“We have opened the door to a new room,” says Professor Christof Wöll, Director of KIT Institute of Functional Interfaces (IFG). “This new application of metal-organic framework compounds is the beginning only. The end of this development line is far from being reached,” the physicist emphasizes.
Metal-organic frameworks, briefly called MOFs, consist of two basic elements, metal node points and organic molecules, which are assembled to form microporous, crystalline materials. For about a decade, MOFs have been attracting considerable interest of researchers, because their functionality can be adjusted by varying the components. “A number of properties of the material can be changed,” Wöll explains. So far, more than 20,000 different MOF types have been developed and used mostly for the storage or separation of gases.
The team of scientists under the direction of KIT has now produced MOFs based on porphyrines. These porphyrine-based MOFs have highly interesting photophysical properties: Apart from a high efficiency in producing charge carriers, a high mobility of the latter is observed. Computations made by the group of Professor Thomas Heine from Jacobs University Bremen, which is also involved in the project, suggest that the excellent properties of the solar cell result from an additional mechanism – the formation of indirect band gaps – that plays an important role in photovoltaics. Nature uses porphyrines as universal molecules e.g. in hemoglobin and chlorophyll, where these organic dyes convert light into chemical energy. A metal-organic solar cell produced on the basis of this novel porphyrine-MOF is now presented by the researchers in the journal Angewandte Chemie (Applied Chemistry). The contribution is entitled “Photoinduzierte Erzeugung von Ladungsträgern in epitaktischen MOF-Dünnschichten: hohe Leistung aufgrund einer indirekten elektronischen Bandlücke?” (photo-induced generation of charge carriers in epitactic MOF-thin layers: high efficiency resulting from an indirect electronic band gap?).
“The clou is that we just need a single organic molecule in the solar cell,” Wöll says. The researchers expect that the photovoltaic capacity of the material may be increased considerably in the future by filling the pores in the crystalline lattice structure with molecules that can release and take up electric charges.
By means of a process developed at KIT, the crystalline frameworks grow in layers on a transparent, conductive carrier surface and form a homogeneous thin film, so-called SURMOFs.
“The SURMOF process is suited in principle for a continuous manufacturing process and also allows for the coating of larger plastic carrier surfaces,” Wöll says.
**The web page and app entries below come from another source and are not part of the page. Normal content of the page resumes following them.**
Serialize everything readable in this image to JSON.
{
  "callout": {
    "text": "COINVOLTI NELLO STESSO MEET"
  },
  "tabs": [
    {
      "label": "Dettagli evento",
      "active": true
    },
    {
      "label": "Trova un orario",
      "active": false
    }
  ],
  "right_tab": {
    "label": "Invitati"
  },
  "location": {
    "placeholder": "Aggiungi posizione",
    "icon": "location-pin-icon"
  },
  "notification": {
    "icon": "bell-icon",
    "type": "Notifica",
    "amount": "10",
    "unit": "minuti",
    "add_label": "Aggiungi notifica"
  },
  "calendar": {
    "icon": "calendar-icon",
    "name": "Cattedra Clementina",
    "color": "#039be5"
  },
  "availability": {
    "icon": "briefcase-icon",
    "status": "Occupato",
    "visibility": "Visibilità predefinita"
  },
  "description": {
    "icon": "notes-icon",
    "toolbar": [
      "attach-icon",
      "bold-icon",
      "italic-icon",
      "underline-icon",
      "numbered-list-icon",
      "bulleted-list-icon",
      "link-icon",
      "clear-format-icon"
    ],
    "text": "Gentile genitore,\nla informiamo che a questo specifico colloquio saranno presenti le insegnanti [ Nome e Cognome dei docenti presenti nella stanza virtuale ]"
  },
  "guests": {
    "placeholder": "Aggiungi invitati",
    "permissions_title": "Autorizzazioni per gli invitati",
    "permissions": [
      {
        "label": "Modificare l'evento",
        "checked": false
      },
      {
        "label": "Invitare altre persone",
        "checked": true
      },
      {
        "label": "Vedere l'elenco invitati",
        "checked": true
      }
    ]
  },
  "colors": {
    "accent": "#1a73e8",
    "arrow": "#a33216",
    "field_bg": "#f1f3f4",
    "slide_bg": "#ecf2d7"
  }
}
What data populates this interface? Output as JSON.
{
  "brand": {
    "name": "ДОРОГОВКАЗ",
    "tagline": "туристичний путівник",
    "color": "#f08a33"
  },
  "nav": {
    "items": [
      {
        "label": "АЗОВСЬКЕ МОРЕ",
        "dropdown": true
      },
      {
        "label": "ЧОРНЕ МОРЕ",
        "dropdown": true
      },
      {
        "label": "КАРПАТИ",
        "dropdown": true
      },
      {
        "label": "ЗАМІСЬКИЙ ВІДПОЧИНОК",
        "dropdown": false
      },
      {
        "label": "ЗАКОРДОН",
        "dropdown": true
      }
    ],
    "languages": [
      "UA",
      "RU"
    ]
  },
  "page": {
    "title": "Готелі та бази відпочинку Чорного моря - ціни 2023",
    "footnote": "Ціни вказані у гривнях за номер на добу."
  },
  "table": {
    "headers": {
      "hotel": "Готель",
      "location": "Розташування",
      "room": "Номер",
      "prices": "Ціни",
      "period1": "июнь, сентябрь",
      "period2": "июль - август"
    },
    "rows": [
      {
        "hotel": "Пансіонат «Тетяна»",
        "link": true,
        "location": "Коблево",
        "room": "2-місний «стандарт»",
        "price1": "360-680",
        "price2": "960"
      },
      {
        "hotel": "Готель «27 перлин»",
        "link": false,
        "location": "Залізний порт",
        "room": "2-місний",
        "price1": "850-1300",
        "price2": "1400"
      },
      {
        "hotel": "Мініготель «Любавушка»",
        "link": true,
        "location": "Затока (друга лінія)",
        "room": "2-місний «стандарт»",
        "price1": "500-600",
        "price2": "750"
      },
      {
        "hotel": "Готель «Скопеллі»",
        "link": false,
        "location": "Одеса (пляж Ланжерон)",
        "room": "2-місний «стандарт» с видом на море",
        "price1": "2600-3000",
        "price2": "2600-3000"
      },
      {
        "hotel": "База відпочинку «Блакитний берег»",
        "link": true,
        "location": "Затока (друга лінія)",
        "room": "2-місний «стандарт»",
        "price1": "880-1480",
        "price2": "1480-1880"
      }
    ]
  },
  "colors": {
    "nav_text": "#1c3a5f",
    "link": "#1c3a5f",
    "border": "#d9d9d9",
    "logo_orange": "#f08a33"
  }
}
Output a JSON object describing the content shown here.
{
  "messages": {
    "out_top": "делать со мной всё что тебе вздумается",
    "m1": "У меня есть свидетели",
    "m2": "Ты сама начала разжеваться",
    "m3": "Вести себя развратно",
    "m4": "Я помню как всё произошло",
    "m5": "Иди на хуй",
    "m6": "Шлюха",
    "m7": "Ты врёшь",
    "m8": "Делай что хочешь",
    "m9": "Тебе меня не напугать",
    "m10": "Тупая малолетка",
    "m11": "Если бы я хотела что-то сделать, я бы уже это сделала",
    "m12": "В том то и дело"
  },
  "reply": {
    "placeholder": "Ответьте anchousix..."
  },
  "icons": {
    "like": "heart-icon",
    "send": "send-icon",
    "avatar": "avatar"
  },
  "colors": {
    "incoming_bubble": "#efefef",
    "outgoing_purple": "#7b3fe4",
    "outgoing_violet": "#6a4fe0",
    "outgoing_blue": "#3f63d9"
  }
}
Thanks to their mechanical properties, MOF thin films of a few hundred nanometers in thickness can be used for flexible solar cells or for the coating of clothing material or deformable components. While the demand for technical systems converting sunlight into electricity is increasing, organic materials represent a highly interesting alternative to silicon that has to be processed at high costs before it can be used for the photoactive layer of a solar cell.